At first, it was mistaken for a kitchen cabinet. "So where are you hiding the refrigerator?" It was inconceivable that an American family not have an item which was still considered a luxury in some homes. These, and even neighbors who did have their own, knew that we usually had some extra space to spare for them.

On one particularly memorable occasion, a rather naive neighbor (who was unaware of my addiction) came up with a huge containor of ice cream, chocolate - no less, and asked if she could store it in our freezer. She planned to send up her children with empty cones and my assignment would be to fill them as rewards. (A sense of honor is such a blessing!) [So is a sense of humor!]

At this point, I had the initial strength of character to inform her, that is, warn her, in my best Hebrew, that if there was one thing I could not be entrusted with - it was ice cream. Vast sums of money or the crown jewels would be no problem, for me or my freezer. But with ice cream, I would be compelled to take off maaser or generously more, each time I was exposed to it. Now, how could anyone who was thin to the point of looking ethereal understand a nosher's constant battle, with few victories scored, against the yetzer hora?

She looked a bit puzzled, smiled at what she thought was typcial American humor, and said, by all means, I should feel free to help myself. And so I obliged. Whenever her offspring appeared, at least once daily, I cheerfully gave each a modest scoop (an additional American wonder - a scoop spoon that disengaged a lovely molded scoop with a pushbutton) and was enticed to promptly and religiously claim my tithe. After a few, fun filled fattening days, the supply had dwindled down to almost nothing and my fingers were in danger of turning blue from frostbite. How painful the scene when the little ones appeared with their eagerly outstretched cones. Racked with guilt and pink with embarrassment, I gently explained, "Nigmar. Finitto." They looked pitifully disappointed. In the safe haven of their freezer with THEIR mother as custodian, it might have lasted weeks. Looking devastated, down they tramped to tell their mother the sad tidings.

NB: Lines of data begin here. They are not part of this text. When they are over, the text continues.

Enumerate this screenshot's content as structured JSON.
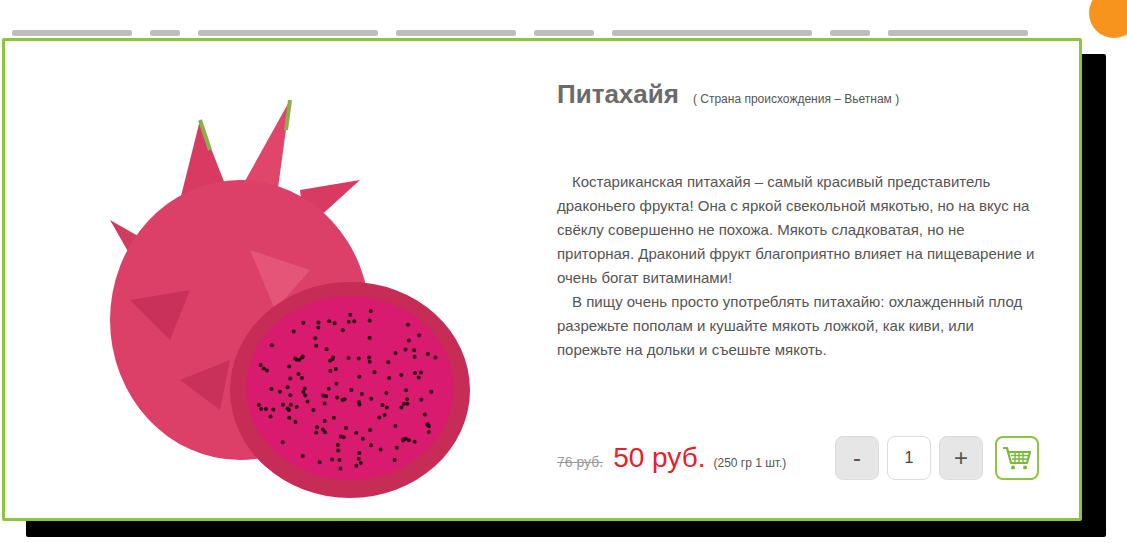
{
  "product": {
    "title": "Питахайя",
    "origin": "( Страна происхождения  – Вьетнам )",
    "description": [
      "Костариканская питахайя – самый красивый представитель драконьего фрукта! Она с яркой свекольной мякотью, но на вкус на свёклу совершенно не похожа. Мякоть сладковатая, но не приторная. Драконий фрукт благоприятно влияет на пищеварение и очень богат витаминами!",
      "В пищу очень просто употреблять питахайю: охлажденный плод разрежьте пополам и кушайте мякоть ложкой, как киви, или порежьте на дольки и съешьте мякоть."
    ]
  },
  "price": {
    "old": "76 руб.",
    "current": "50 руб.",
    "unit": "(250 гр 1 шт.)"
  },
  "quantity": {
    "minus": "-",
    "value": "1",
    "plus": "+"
  }
}
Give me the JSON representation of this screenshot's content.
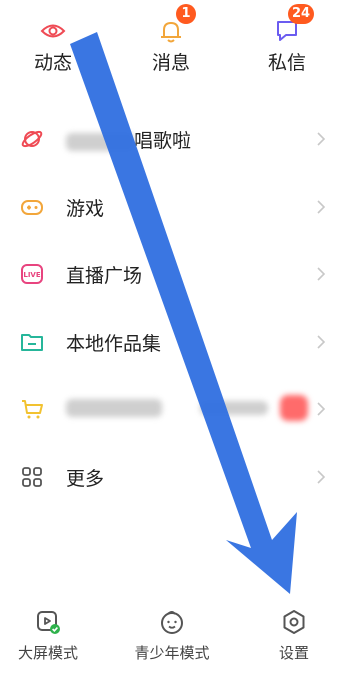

Early the next morning, I knocked at their door and apologetically handed the mother a bag full of ice cream pops and cones. Not surprisingly, during the dozen or so years that we continued living in the building, she never requested freezer space again - except for raw chickens. This item she correctly assumed would be safe within my greedy grasp. As they say, "Experience keeps a dear school, but some people can learn in no other."

And speaking of the `experienced', when most of the offspring are either married or away at yeshiva or seminary, many parents find themselves suddenly becoming more health conscious. This becomes especially apparent upon opening the refrigerator door: everything seems to have sprouted - bean sprouts of various thicknesses, yogurts, mysterious salads, cut raw vegetables, strange soups and enough mineral water to float a rowboat. Visiting offspring tend to inquire: "Is there anything Normal to eat around here?" But when the grandchildren are expected - all kinds of fattening, chocolaty treats seem to materialize again!

Nowadays, aside from what we can learn from the appliance's contents, one can actually garner a "garden of information" from the outside, too. Invitations to simchas are prominently displayed in the hopes they will be remembered at the appropriate times. Children's tests and/or grandchildren's original artwork are proudly exhibited. Notes of "Things to DO", Bills to Pay, are all firmly anchored by colorful magnets with messages that range from: "Be nice - it's contagious" or "Those who indulge - bulge" to "I never met a calorie I didn't like."

It's all there at the meeting place that attracts both residents and visitors. And to think there were times when the rerigerator was only used for food storage!

May we always enjoy the appliance and its inner and outer contents in good health and happiness.

Purim Somayach!


All material on this site is copyrighted and its use is restricted.
Click here for conditions of use.